Like many other Olympus offerings, this new model comes with in-body 5-axis image stabilization, which, according to Olympus, allows for 5.5 shutter speed steps of camera shake compensation. The IBIS also enables the newest iteration of “High Res Shot mode,” wherein the camera will take a succession of 8 photos, shifting the sensor in 1/2 pixel increments between each shot, and merging the resulting information into a 50 megapixel equivalent image.
Olympus has included some exciting functionality for video shooters as well. The new camera will be able to capture 4k, 24p footage at up to 237 mbps. The HDMI port will also output uncompressed 4:2:2 video for external recorders.

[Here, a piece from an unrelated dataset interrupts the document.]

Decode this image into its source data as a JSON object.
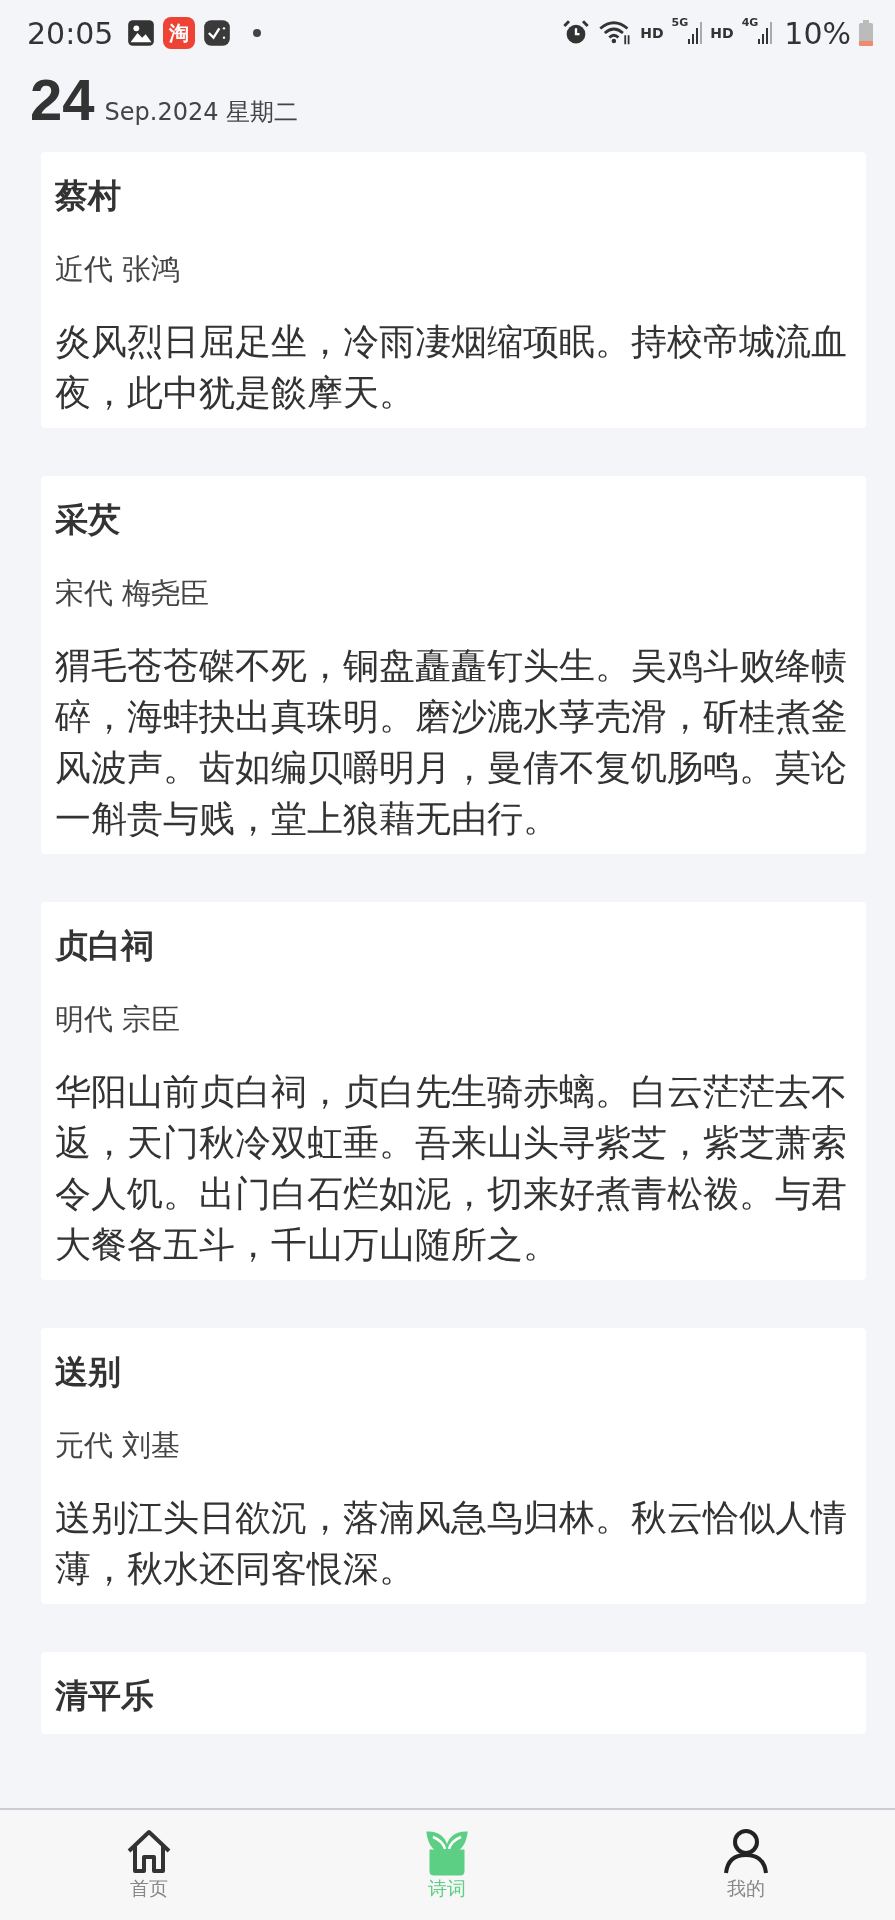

The remainder of the specs seem to be standard evolutionary improvements over its predecessor, including improved dynamic range, and low ISO performance, higher battery capacity, and improved EVF, capable of up to 120fps. Additionally, the camera will be weather sealed, include two SD card slots, and support an electronic shutter, silent mode. Physically, the camera’s design is immediately reminiscent of other members of the OM-D line, but with a slightly beefier grip than the original E-M1, and a fully articulated rear LCD screen, capable of flipping around completely into selfie mode
It seems that the Micro Four Thirds market has become a bit of a playground for camera manufacturers to showcase all of the exciting innovations coming out of their R&D departments, and this new offering from Olympus is poised to take it’s place near the top of this crowded sector. We’ll see how this compact body, full of new tech, fares in the real world once it hits the streets in coming months.
The new Olympus flagship will be available later this year, and pricing is yet to be announced.